A Recovering Perfectionist 8

“I am a recovering perfectionist. Before, I experienced that I and everyone else was always falling short, that who we were and what we did was never quite good enough. I sat in judgment on life itself. Perfectionism is the belief that life is broken…Wholeness lies beyond perfection. The life within us is diminished by judgment….” — Dr. Naomi Remen

…It wasn’t until I became a mother that I realized perfectionism is always the enemy of love. By definition, perfectionism is judging ourselves, our loved ones, and life as not good enough. We reject the present moment — peanut butter hands, tear-stained face and all — in favor of some idealized image that can never be real. We hold ourselves back from really loving, because how can you love while you’re judging? We think once we lose weight, our child gets through this phase, and our spouse gets a raise, our real life will start. But as John Lennon once said, “Life is what happens to you while you’re busy making other plans…” 

-from Daily Inspirations for Parents by Dr. Laura Markham

I’ve always been a perfectionist and while I know it’s not exactly healthy, I never thought about just how hurtful it can be until becoming a parent.

When I think of these lines in the context of my life as a mother the message is finally clear.

Perfectionism is the belief that life is broken.

How can I be “okay” with being a perfectionist with that definition?

I know that this life is anything but broken.

My need for everything to be “perfect” is actually me judging myself, my loved ones, and my life as not good enough.

I know that my loved ones are more than good enough. My life is more than good enough. And yes, even, my SELF is more than good enough.

We reject the present moment — peanut butter hands, tear-stained face and all – in favor of some idealized image that can never be real.

My goal for this blog, and this life, is to learn to “live in the moment and make it beautiful”—no matter how ugly, hard, or imperfect.

How dare I reject a moment with my child for not being pretty, or perfect enough?

We hold ourselves back from really loving, because how can you love while you’re judging? 

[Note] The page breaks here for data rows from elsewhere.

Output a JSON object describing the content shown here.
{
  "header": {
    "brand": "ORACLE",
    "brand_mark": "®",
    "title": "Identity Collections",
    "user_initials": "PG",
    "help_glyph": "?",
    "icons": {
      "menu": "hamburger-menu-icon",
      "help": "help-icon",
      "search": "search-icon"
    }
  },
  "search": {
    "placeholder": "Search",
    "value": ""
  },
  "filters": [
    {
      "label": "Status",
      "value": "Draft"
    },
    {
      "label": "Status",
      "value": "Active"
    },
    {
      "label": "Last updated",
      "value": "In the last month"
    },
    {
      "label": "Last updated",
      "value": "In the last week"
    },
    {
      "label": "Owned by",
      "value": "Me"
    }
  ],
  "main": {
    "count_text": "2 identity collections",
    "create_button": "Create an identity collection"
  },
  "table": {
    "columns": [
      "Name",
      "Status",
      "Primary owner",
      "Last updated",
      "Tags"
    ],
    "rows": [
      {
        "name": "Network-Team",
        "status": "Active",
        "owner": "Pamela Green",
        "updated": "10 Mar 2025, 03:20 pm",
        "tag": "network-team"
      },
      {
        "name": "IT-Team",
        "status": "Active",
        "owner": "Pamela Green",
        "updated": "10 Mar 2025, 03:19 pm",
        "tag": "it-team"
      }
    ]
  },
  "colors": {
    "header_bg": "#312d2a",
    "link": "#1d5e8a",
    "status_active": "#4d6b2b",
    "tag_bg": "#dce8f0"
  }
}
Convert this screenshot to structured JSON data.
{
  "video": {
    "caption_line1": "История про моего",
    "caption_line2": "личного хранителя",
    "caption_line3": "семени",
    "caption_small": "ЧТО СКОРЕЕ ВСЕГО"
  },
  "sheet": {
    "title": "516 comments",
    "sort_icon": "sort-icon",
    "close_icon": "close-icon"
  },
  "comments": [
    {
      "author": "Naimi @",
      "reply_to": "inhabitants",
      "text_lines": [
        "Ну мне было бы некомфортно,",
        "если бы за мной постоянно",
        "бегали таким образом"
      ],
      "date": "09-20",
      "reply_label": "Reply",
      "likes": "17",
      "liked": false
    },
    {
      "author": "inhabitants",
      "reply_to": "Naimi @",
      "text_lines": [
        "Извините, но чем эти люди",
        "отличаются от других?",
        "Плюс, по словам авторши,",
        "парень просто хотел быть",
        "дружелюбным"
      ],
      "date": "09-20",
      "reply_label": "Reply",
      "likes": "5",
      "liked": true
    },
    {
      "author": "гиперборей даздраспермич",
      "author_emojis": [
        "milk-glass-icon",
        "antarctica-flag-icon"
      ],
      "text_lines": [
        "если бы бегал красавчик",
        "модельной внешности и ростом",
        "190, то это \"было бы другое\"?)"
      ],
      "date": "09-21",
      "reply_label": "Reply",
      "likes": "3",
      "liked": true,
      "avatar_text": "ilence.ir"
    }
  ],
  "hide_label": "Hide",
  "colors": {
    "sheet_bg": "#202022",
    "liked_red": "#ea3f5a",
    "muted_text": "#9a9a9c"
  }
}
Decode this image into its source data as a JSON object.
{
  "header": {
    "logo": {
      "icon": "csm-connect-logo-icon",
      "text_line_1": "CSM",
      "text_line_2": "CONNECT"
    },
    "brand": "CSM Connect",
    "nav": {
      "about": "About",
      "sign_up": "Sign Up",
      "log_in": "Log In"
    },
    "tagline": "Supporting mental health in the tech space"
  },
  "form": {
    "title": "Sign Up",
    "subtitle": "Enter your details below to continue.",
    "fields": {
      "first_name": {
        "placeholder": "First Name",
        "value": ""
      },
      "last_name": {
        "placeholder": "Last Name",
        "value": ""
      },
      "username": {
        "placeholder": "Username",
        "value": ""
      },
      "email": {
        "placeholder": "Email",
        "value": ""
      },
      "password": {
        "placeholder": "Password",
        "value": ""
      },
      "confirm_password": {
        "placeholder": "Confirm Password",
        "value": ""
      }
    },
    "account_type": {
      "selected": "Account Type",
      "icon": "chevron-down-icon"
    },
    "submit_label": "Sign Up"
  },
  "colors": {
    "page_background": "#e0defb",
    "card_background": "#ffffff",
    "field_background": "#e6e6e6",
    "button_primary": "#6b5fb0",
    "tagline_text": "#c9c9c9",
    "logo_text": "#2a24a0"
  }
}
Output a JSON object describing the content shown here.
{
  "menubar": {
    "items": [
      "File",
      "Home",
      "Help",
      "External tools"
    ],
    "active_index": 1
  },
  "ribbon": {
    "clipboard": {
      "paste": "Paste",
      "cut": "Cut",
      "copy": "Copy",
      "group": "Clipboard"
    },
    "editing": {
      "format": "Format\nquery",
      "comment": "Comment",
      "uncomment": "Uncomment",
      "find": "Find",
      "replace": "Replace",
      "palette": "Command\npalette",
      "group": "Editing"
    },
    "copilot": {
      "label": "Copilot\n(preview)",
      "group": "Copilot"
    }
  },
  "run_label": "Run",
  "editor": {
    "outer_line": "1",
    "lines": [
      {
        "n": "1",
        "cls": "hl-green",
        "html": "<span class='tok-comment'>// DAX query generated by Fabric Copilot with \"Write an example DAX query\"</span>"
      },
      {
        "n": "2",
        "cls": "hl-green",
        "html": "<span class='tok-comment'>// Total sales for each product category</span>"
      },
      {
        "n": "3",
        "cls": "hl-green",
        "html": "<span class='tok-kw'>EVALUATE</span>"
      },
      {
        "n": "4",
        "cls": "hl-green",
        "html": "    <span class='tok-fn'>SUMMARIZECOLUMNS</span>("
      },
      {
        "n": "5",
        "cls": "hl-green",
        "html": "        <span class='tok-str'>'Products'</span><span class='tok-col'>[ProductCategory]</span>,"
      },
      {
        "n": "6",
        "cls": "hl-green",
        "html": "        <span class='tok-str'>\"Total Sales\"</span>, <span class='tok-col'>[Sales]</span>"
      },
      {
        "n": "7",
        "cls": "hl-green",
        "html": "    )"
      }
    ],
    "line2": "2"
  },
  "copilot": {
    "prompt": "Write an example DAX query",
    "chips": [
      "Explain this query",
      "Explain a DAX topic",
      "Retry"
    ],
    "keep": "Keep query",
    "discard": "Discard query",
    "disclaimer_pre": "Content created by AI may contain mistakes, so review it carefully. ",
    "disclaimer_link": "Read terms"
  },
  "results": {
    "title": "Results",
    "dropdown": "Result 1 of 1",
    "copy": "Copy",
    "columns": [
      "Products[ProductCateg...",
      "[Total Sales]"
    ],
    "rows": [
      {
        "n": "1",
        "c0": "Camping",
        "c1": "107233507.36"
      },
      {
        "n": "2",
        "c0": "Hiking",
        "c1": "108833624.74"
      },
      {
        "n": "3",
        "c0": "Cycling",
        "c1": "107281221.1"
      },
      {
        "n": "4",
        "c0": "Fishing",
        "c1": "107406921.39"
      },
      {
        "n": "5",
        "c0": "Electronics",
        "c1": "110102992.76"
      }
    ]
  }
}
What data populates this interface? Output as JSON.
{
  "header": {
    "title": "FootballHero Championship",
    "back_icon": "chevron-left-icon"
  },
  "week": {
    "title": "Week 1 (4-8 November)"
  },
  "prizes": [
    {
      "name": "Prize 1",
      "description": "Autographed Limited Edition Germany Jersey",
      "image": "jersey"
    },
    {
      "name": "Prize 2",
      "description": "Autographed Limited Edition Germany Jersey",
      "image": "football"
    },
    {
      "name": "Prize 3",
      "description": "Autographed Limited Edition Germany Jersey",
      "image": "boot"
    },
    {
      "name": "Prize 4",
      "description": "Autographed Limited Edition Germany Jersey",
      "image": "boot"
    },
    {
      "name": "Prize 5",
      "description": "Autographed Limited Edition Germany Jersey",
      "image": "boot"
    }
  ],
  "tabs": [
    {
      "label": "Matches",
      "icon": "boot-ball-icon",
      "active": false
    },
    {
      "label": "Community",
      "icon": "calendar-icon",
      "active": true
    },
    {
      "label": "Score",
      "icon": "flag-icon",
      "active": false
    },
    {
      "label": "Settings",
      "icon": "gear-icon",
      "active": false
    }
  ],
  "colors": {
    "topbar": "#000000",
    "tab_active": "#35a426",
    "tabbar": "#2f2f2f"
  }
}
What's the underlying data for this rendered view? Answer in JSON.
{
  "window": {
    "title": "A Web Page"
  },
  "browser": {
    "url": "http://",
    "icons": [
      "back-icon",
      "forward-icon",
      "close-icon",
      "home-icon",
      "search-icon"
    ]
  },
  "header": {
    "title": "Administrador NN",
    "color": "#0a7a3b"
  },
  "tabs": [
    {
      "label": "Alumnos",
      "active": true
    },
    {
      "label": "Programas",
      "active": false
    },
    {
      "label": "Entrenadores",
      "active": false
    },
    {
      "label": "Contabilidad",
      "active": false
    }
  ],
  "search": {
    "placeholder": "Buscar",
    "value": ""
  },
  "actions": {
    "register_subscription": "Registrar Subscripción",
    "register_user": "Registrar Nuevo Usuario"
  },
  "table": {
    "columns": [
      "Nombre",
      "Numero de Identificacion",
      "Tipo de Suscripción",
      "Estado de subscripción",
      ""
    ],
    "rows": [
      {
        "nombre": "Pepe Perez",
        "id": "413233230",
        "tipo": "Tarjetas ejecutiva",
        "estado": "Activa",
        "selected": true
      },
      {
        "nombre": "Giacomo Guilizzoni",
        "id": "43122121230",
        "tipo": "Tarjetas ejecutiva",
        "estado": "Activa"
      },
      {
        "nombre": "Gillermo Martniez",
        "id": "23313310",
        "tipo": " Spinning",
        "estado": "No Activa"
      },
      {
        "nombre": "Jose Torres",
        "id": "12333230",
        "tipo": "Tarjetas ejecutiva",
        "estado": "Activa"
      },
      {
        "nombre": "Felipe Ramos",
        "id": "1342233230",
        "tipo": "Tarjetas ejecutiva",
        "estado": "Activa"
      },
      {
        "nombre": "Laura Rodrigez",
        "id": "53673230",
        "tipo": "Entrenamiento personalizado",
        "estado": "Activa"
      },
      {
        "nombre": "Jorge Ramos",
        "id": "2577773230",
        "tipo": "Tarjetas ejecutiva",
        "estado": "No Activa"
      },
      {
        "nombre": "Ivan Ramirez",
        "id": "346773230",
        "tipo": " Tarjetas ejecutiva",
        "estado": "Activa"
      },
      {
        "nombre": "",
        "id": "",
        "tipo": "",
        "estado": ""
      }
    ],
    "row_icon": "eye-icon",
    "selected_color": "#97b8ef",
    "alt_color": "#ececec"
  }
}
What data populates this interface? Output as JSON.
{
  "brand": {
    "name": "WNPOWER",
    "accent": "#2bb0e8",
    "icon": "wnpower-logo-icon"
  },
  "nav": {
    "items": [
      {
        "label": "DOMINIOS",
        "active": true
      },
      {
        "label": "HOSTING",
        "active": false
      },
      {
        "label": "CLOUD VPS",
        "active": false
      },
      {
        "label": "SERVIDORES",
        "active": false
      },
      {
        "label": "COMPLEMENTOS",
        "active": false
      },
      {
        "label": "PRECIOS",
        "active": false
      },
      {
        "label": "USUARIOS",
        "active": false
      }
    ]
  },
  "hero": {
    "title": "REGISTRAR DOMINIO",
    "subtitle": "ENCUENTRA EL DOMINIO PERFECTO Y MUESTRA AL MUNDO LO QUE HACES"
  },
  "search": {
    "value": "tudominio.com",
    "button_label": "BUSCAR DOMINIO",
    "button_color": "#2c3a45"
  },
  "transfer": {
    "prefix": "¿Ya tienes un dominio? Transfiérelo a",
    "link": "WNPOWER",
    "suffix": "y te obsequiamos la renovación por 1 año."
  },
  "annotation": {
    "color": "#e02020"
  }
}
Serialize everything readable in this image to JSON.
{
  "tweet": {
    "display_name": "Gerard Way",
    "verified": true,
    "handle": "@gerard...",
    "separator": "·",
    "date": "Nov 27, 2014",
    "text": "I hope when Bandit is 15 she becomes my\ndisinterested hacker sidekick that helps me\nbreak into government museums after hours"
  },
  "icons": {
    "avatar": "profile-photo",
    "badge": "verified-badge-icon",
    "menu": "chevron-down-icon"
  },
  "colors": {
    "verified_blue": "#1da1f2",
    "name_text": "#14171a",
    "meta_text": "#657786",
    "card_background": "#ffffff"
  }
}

Why should I hold myself back from loving…

myself, my loved ones, my life



Let this be a reminder.


Leave a comment

Your email address will not be published. Required fields are marked *

8 thoughts on “A Recovering Perfectionist

  • DeFakto

    As picky as I am, I have long learned to accept that no collection of art is perfect, especially to the artist who created it. So now, I see the imperfections as part of what makes it art and leaves room for me to create more with hopes to improve.

    • phalterman Post author

      I totally agree in terms of creativity…I always remember this pottery metaphor when I feel paralyzed by the fear of perfection in my writing:
      “The ceramics teacher announced on opening day that he was dividing the class into two groups. All those on the left side of the studio, he said, would be graded solely on the quantity of work they produced, all those on the right solely on its quality. His procedure was simple: on the final day of class he would bring in his bathroom scales and weigh the work of the ‘quantity’ group: fifty pounds of pots rated an ‘A’, forty pounds a ‘B’, and so on. Those being graded on ‘quality’, however, needed to produce only one pot—albeit a perfect one—to get an ‘A’. Well, came grading time and a curious fact emerged: the works of highest quality were all produced by the group being graded for quantity. It seems that while the ‘quantity’ group was busily churning out piles of work—and learning from their mistakes—the ‘quality’ group had sat theorizing about perfection, and in the end had little more to show for their efforts than grandiose theories and a pile of dead clay.” –From Art & Fear

  • Amy

    Right on… this has been a much discussed subject here in the past few weeks and i love your perspective! Somehow we do need continual reminders of this. It takes practice and discipline to train ourselves to think about it differently.

    • phalterman Post author

      Yes, and for me, writing it down has always helped me to “set it in stone” and help my brain to change perspectives!

  • Parla

    i feel this so much in my life. i have always been a perfectionist, and it is something God is continually working on in me. thank you so much for the reminder!